## Records shown
__________

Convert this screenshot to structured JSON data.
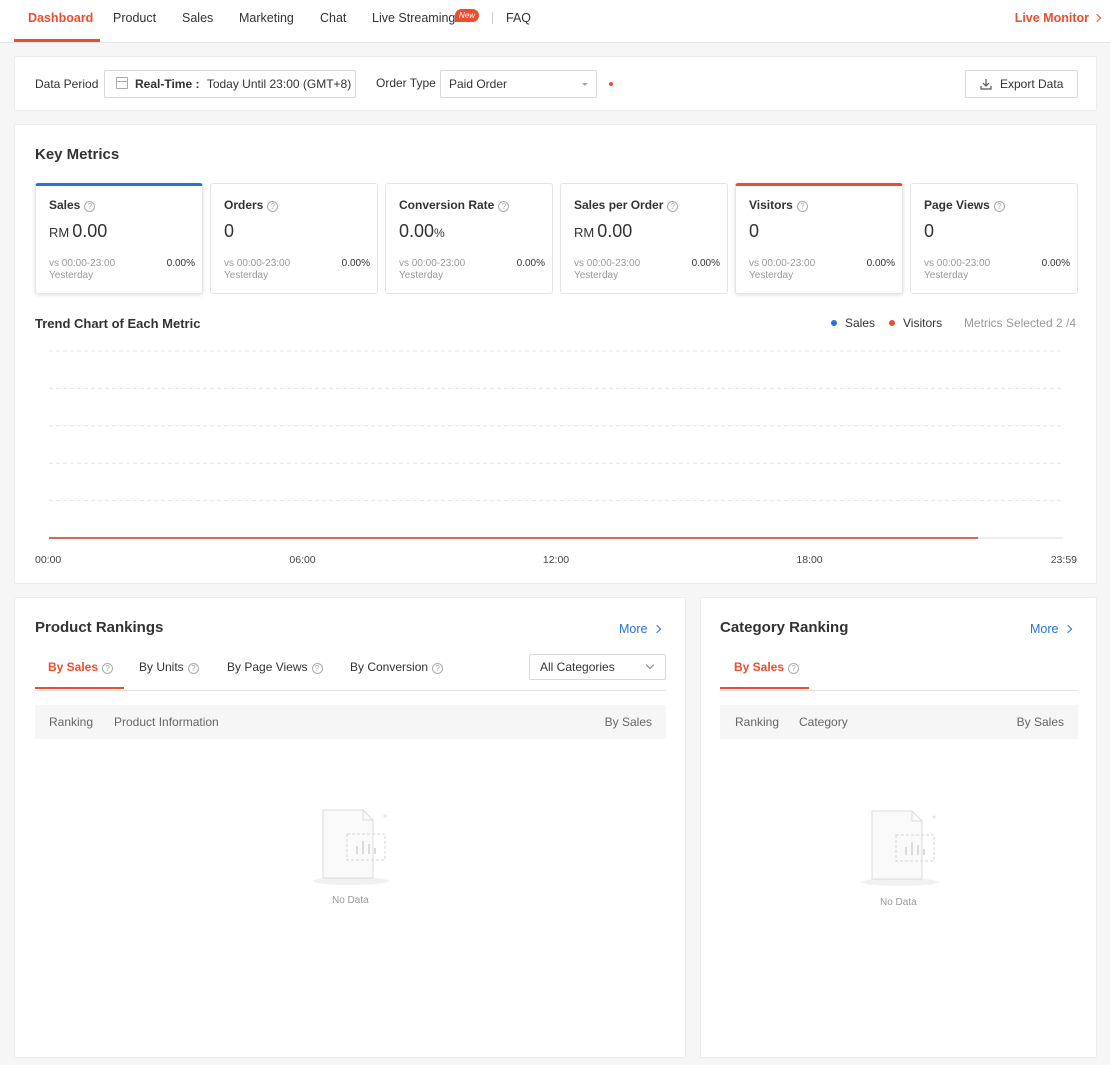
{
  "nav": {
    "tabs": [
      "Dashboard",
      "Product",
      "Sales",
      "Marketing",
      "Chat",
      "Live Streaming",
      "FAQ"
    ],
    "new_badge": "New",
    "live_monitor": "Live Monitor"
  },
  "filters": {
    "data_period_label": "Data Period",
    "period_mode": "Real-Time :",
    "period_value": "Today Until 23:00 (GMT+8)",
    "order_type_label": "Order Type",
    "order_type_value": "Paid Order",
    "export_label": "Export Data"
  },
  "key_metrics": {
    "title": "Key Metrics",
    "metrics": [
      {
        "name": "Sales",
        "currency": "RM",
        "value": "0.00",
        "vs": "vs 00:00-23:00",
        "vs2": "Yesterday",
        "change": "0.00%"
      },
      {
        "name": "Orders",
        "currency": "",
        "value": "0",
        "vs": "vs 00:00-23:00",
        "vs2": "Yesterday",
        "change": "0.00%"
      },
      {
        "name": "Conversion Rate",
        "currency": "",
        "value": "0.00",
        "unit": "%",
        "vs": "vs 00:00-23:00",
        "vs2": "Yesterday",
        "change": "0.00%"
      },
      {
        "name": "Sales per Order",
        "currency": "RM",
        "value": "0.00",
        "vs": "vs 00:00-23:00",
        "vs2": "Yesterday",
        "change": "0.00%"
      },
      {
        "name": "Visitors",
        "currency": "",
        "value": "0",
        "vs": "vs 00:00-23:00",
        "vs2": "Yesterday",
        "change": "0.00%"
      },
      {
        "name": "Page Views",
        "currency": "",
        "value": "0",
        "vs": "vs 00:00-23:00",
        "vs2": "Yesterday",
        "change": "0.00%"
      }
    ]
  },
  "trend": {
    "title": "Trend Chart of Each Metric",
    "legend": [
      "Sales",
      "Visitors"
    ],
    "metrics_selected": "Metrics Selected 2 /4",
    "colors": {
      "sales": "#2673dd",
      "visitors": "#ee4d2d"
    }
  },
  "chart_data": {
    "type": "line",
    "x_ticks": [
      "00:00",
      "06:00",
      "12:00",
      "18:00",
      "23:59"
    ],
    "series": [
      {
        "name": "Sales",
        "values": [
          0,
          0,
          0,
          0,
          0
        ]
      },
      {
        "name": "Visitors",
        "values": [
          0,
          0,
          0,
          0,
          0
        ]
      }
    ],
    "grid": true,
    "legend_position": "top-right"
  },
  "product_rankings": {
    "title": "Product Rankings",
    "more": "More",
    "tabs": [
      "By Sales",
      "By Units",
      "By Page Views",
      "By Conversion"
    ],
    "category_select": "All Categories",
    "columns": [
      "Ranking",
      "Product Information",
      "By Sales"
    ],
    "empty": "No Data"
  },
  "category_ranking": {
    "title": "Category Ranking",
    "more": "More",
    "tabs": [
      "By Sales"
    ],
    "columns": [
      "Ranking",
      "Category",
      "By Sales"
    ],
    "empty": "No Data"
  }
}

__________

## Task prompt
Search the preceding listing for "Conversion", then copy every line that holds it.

## Reply
        "name": "Conversion Rate",
      "By Conversion"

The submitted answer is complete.